Analysis of cells in fluorescent infection foci expressing FP-tagged virus reveals a progression of different localizations from the leading edge to the centre of the lesion. We are currently characterising these novel cellular and virus-programmed pathways for the virus cell-to-cell and systemic movement (Fig 1 and 2). We are also dissecting the molecular details of the systemic movement of fungal-transmitted viruses. Our recent data suggest a novel concept for systemic movement, genome integrity and stability of multipartite viruses (see e.g. Fig1).

Cystein-rich proteins (CRPs), the virulence factors of pomo- and carlaviruses
Pomoviruses belong to the family Virgaviridae characterized by rigid rod-shaped virions, whereas Carlaviruses within the family Flexiviridae have flexible filamentous virus particles. The genomes of carla- and pomoviruses consist of one (carlaviruses) or three (pomoviruses, Fig.3) RNA components. However, despite their dissimilar virion morphology and genome organization, some common elements are present among these viruses.

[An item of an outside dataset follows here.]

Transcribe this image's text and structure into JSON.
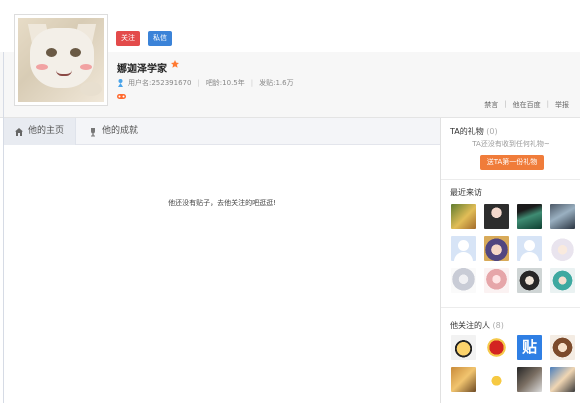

Fig 2. Cover art image showing localization of one of the PMTV TGB3 movement protein mutants, which does not co-localize with TGB2, does not associate with the ER, but is associated with other subcellular membranes including plastid envelopes (blue – chlorophyll fluorescence).

This article was published in Virology, Vol 402, June 20,Tilsner J., Cowan G.H., Roberts A.G., Chapman S., Ziegler A., Savenkov E.I. and Torrance L. (2010) Plasmodesmal targeting and intercellular movement of potato mop-top virus is mediated by a membrane anchored tyrosine-based motif on the lumenal side of the endoplasmic reticulum and the C-terminal transmembrane domain in the TGB3 movement protein, pages 41-51, Copyright Elsevier (2010
One is the possession of the genes, which encode small cysteine-rich proteins (CRPs). Another, is the presence of so-called ‘triple gene block’ (TGB) of movement proteins.The pomovirus CRP is associated with membranes of endoplasmic reticulum (ER) and when overexpressed induces dramatic perturbations of the ER network (Lukhovitskaya et al., 2005). On the other hand, the carlavirus CRP is a DNA- and RNA- binding protein that is predominantly localized to the nucleus (Lukhovitskaya et al., 2009). Despite the fact that exact function of pomo- and carlavirus CRPs in virus life cycle remains unknown; our recent data suggest the role of these proteins in the virus pathogenicity and virulence (Lukhovitskaya et al., 2005; 2009). Host responses to infection with pomo- and carlaviruses and to CRP expression are being studied using wild-type viruses, CRP null mutants and partially functional mutants.

Fig 3. Organization of the PMTV genome. Genes are indicated by boxes. Translational readthrough of terminators are shown by small triangles. Positions of methyltransferase (MetT), helicase (HEL) and polymerase (POL) domains of viral replicase are indicated. CP, Coat Protein; CP-RT, product of readthrough translation of the CP terminator codon; TGB, triple gene block of movement proteins.

Characterisation of “potato spraing” disease in South America
We engineered infectious cDNA clones for twenty Peruvian isolates of PMTV collected from ten fields in two locations situated 500 kilometres apart from each other. These isolates are being currently characterised. Sequence analysis and preliminary results show some significant biological differences between European and Peruvian isolates of PMTV.

Agencies that support the work

The Swedish Research Council for Environment, Agricultural Sciences and Spatial Planning (Formas), Sida, The Wenner-Gren Foundations, Carl-Tryggers Stiftelse (CTS), The Swedish Institute (SI), The Royal Swedish Academy Of Agriculture And Forestry (KSLA).